Where the Crawdads Sing | Third Space

Where the Crawdads Sing

Delia Owens’ novel brought to life
Thu 14 Jul 2022

3.5 out of 5 stars

Delia Owens’ novel of the Marsh Girl of the Carolina marshlands has become a worldwide phenomenon since its release in 2018. Then for Reese Witherspoon’s production company to get ahold of the screenplay, things could not get much better for the first-time novelist. It will be interesting to see if the movie can become as beloved as the book for fans and new audiences around the globe.

During the 1950s in the waters between North Carolina's barrier islands and the mainland, we are introduced to Catherine "Kya" Clark (Daisy Edgar-Jones) and her family. They live a reclusive life in the marshlands. Her father is an abusive man who eventually runs off his wife and most of the children. The youngest of the siblings remains behind despite the erratic nature of her Pa (Garret Dillahunt), until he eventually abandons his daughter. As she tries to survive alone in the family cabin, hoping for her mother’s return, Kya becomes resourceful and manages to make her way in the secluded waterways.

As she matures into adulthood, she gets the reputation as the Marsh Girl. As the reclusive young woman sells muscles to the local grocer, Kya becomes the fascination of two local boys. Tate Walker (Taylor John Smith) does all he can to help her to learn how to read and get exposure to her artistic talents. When Chase Andrews (Harris Dickinson), who was the local sporting star from a prominent family, starts to come around, Kya is torn between two potential lovers. Then when Chase is found dead in the marsh, things turn against her as she is suspected of murder. The isolated artist is pulled out of her water-bound world to fight for her survival in the local courtroom.

For those unfamiliar with the successful best-selling novel, this story is reminiscent of classic dramas like To Kill a Mockingbird and the modern works of Nicholas Sparks. The beauty and creatures of the marshland become part of the characters in this film as the cinematography is stunning from the opening sequence until the end. To complement this visual tapestry, there are enough twists and turns that move between romance and murder mystery to keep viewers engaged until the unexpected conclusion. Daisy Edgar-Jones manages to embody the titular central character and carries the weight of the film with a convincingly understated strength. While her character is effectively supported by marvellous performances from David Strathairn (Nomadland) as her compassionate lawyer. Also, Charlene “Michael” Hyatt and Sterling Macer, Jr. the loving couple who owned the grocery in town.

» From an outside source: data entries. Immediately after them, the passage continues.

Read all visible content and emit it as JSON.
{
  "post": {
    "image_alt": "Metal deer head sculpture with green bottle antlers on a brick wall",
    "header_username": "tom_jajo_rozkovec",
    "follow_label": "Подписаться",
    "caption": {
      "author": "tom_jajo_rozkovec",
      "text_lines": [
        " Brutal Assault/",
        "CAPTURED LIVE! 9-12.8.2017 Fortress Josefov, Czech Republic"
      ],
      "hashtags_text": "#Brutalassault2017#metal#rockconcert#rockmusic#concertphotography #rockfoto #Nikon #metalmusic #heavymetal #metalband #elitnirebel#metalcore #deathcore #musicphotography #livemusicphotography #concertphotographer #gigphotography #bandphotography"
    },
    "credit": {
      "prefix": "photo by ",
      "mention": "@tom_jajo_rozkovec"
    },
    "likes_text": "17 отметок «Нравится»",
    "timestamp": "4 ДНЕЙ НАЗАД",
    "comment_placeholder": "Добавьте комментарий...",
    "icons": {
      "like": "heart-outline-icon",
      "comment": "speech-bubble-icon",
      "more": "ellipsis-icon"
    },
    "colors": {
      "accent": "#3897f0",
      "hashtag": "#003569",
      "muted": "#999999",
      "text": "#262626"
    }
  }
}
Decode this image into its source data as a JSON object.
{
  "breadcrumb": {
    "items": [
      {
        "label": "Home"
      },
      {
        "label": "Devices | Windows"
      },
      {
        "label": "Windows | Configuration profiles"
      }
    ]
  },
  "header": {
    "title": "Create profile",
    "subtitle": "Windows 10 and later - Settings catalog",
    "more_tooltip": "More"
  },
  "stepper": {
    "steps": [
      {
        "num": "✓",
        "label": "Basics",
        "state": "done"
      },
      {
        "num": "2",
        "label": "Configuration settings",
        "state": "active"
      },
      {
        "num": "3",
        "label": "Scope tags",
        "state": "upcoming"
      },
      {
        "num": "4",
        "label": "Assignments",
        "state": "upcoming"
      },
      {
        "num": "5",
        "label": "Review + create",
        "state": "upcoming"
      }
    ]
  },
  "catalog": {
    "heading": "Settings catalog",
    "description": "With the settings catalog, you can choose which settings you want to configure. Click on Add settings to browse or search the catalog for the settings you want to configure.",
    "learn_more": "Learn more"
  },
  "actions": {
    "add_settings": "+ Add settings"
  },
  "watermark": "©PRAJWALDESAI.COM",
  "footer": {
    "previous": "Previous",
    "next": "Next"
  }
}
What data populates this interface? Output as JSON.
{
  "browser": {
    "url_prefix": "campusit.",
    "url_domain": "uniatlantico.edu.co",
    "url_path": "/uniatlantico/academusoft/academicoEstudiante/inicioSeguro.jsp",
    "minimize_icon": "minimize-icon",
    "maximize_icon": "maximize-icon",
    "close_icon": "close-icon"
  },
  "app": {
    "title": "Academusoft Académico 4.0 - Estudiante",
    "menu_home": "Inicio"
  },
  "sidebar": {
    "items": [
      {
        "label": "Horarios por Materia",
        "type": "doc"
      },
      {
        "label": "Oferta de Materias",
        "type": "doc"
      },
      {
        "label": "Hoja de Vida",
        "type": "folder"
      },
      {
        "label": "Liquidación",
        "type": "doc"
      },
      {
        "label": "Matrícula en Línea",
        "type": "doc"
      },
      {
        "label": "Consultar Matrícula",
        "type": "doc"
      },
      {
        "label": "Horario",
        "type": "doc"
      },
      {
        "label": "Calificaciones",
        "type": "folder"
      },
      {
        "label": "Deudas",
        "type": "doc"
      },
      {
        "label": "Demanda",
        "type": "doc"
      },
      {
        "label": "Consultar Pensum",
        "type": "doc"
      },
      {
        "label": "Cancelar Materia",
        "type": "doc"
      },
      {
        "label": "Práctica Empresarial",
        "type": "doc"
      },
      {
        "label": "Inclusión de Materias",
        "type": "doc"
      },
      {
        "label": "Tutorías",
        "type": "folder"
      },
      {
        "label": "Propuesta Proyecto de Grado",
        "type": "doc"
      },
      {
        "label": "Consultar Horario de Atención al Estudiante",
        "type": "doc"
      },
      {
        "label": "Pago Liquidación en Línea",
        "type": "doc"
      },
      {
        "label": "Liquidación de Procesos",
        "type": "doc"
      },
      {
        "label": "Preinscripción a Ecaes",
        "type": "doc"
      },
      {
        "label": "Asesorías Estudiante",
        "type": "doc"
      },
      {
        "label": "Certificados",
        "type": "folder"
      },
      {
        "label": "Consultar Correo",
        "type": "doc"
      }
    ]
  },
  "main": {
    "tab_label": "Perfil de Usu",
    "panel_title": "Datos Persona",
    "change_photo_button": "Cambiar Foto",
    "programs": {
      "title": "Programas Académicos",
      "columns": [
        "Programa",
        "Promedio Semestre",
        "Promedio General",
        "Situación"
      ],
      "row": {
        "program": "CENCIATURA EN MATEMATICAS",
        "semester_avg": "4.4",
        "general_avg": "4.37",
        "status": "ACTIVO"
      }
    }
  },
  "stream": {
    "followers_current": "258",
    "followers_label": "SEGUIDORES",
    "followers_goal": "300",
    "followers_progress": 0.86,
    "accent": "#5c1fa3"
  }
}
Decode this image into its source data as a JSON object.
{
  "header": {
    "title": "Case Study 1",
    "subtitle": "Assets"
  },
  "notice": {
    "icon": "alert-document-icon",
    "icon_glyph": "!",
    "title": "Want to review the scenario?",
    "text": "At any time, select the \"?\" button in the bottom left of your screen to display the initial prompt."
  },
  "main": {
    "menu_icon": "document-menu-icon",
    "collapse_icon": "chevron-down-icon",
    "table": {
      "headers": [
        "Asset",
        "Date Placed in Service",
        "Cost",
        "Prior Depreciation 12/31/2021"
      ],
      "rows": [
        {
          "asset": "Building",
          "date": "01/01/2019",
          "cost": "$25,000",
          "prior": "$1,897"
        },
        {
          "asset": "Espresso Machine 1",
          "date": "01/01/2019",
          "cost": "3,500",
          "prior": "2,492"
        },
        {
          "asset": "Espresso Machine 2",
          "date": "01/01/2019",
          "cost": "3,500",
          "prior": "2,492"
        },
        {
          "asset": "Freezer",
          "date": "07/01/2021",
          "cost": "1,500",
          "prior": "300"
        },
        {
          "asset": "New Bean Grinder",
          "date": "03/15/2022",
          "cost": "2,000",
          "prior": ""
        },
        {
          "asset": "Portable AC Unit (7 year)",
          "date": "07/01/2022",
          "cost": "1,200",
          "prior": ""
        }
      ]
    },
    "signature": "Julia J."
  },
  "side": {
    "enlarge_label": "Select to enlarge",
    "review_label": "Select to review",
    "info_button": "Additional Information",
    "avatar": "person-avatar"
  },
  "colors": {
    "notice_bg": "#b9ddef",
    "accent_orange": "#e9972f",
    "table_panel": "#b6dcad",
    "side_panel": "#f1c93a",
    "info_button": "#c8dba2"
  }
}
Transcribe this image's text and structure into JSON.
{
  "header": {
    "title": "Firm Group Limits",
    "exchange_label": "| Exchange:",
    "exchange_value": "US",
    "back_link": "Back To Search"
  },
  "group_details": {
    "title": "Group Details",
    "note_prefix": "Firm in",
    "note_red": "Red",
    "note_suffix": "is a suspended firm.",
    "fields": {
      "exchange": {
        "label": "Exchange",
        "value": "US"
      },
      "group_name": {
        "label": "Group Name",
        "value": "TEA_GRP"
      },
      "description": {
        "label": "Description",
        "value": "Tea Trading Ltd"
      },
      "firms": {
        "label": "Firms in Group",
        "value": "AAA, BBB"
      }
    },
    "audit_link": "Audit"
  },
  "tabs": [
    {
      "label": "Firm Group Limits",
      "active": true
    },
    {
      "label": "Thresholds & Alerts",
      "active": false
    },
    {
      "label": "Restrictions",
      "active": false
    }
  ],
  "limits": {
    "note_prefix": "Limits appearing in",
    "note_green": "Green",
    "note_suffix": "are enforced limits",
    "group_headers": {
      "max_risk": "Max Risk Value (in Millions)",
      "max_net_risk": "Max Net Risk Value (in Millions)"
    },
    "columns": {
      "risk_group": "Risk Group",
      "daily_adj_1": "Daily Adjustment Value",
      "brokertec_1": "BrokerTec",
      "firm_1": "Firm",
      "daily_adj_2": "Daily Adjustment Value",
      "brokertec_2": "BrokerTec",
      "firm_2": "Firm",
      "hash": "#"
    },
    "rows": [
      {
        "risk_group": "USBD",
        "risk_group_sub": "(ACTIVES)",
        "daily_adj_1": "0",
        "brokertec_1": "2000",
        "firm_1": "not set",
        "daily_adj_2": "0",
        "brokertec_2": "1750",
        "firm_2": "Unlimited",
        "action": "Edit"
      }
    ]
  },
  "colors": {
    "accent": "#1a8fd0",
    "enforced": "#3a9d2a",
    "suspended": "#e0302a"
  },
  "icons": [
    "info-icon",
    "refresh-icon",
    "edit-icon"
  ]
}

Fans of the book should be satisfied with director Olivia Newman's (First Match) interpretation of Delia Owens’ beloved tale. Even though it may not have the raw and viscous nature of modern cinema, this movie has the feel of the era it was set within. It is a type of storytelling that relies on subtlety and the audience to fill the spaces with their own visual images instead of unearthing every dark element hidden in the marsh. Some could say that this sanitises the narrative. Still, in reality, it allows the story to unfold without unnecessary modern interpretations, over the top violent actions or extreme sexual distractions. Not to say that Newman pulled any punches from the original storyline; instead, she leans into the courtroom drama and allows Kya’s backstory to unfold throughout the screenplay.

Where the Crawdads Sing is a refreshing throwback to a time in cinema where nuance is employed as opposed to raw emotion. This makes the film into a captivating romantic drama accessible to mature audiences of all tastes. One that multiple generations can enjoy together and should inspire more people to go out to purchase the book over the holiday season.

Reel Dialogue: The human side of the marginalised

When people talk of the marginalised within our communities, the range of responses goes from sympathetic to disparaging. Yet, one thing that needs to be considered is the needs of those doing it tough. Some may be in their position because of poor life choices. At the same time, others may find themselves without a home because of an unfortunate series of events.

Regardless of how they got there, it does not diminish their value. The poorest individuals have been part of society throughout history. The Bible shares a fair bit about how we should treat the less fortunate in society, valuing their humanity and caring for our fellow residents. At the core of the Christian message is that humanity's value is not found in the residents of earth's physical residence, but in their relationship with God.

Like the film depicts and the message of the Bible suggests, people in this situation do not need judgement, but help. What can you do to reach out to those in need in your community?

Whoever has a bountiful eye will be blessed, for he shares his bread with the poor. Proverbs 22:9